----- TASK DATA -----

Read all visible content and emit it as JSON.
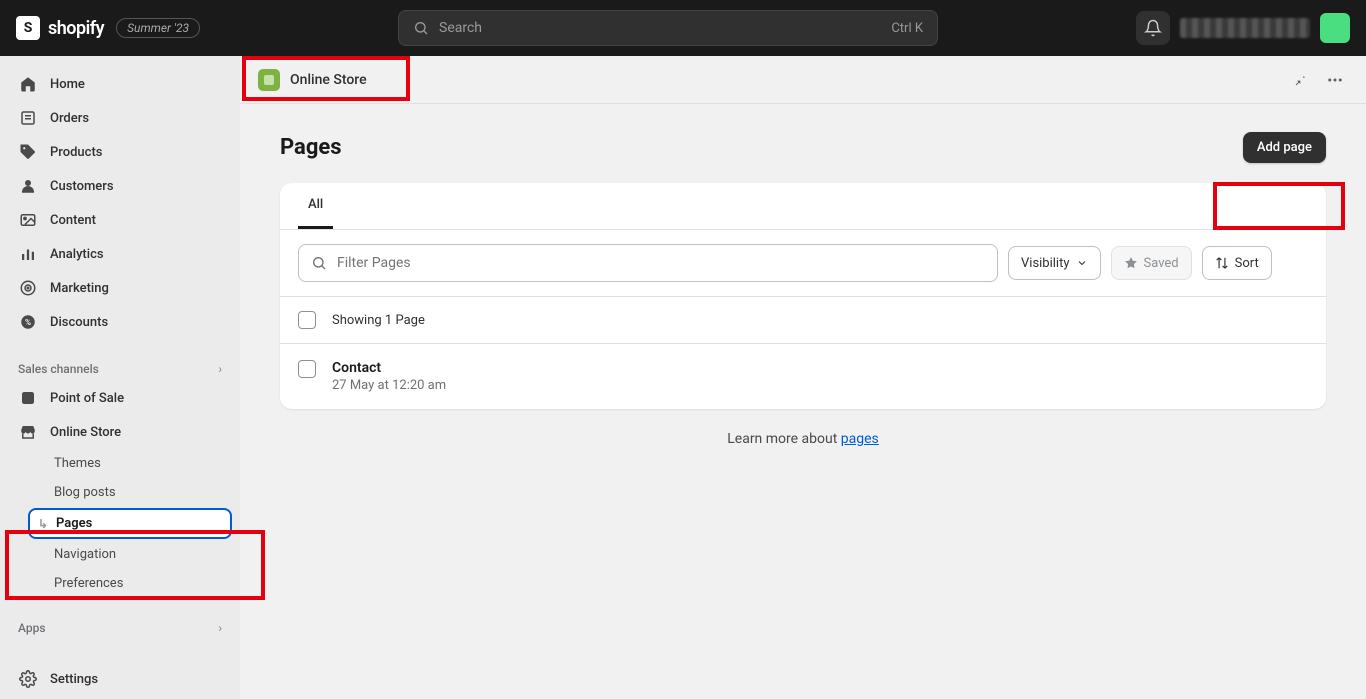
{
  "topbar": {
    "logo_text": "shopify",
    "badge": "Summer '23",
    "search_placeholder": "Search",
    "search_shortcut": "Ctrl K"
  },
  "sidebar": {
    "items": [
      {
        "label": "Home"
      },
      {
        "label": "Orders"
      },
      {
        "label": "Products"
      },
      {
        "label": "Customers"
      },
      {
        "label": "Content"
      },
      {
        "label": "Analytics"
      },
      {
        "label": "Marketing"
      },
      {
        "label": "Discounts"
      }
    ],
    "section_channels": "Sales channels",
    "channels": [
      {
        "label": "Point of Sale"
      },
      {
        "label": "Online Store"
      }
    ],
    "online_store_sub": [
      {
        "label": "Themes"
      },
      {
        "label": "Blog posts"
      },
      {
        "label": "Pages"
      },
      {
        "label": "Navigation"
      },
      {
        "label": "Preferences"
      }
    ],
    "section_apps": "Apps",
    "settings": "Settings"
  },
  "channel_bar": {
    "name": "Online Store"
  },
  "page": {
    "title": "Pages",
    "add_button": "Add page",
    "tabs": {
      "all": "All"
    },
    "filter_placeholder": "Filter Pages",
    "visibility_label": "Visibility",
    "saved_label": "Saved",
    "sort_label": "Sort",
    "showing_text": "Showing 1 Page",
    "rows": [
      {
        "title": "Contact",
        "sub": "27 May at 12:20 am"
      }
    ],
    "learn_prefix": "Learn more about ",
    "learn_link": "pages"
  }
}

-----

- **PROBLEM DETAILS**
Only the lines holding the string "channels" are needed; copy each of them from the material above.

- **SOLUTION**
    "section_channels": "Sales channels",
    "channels": [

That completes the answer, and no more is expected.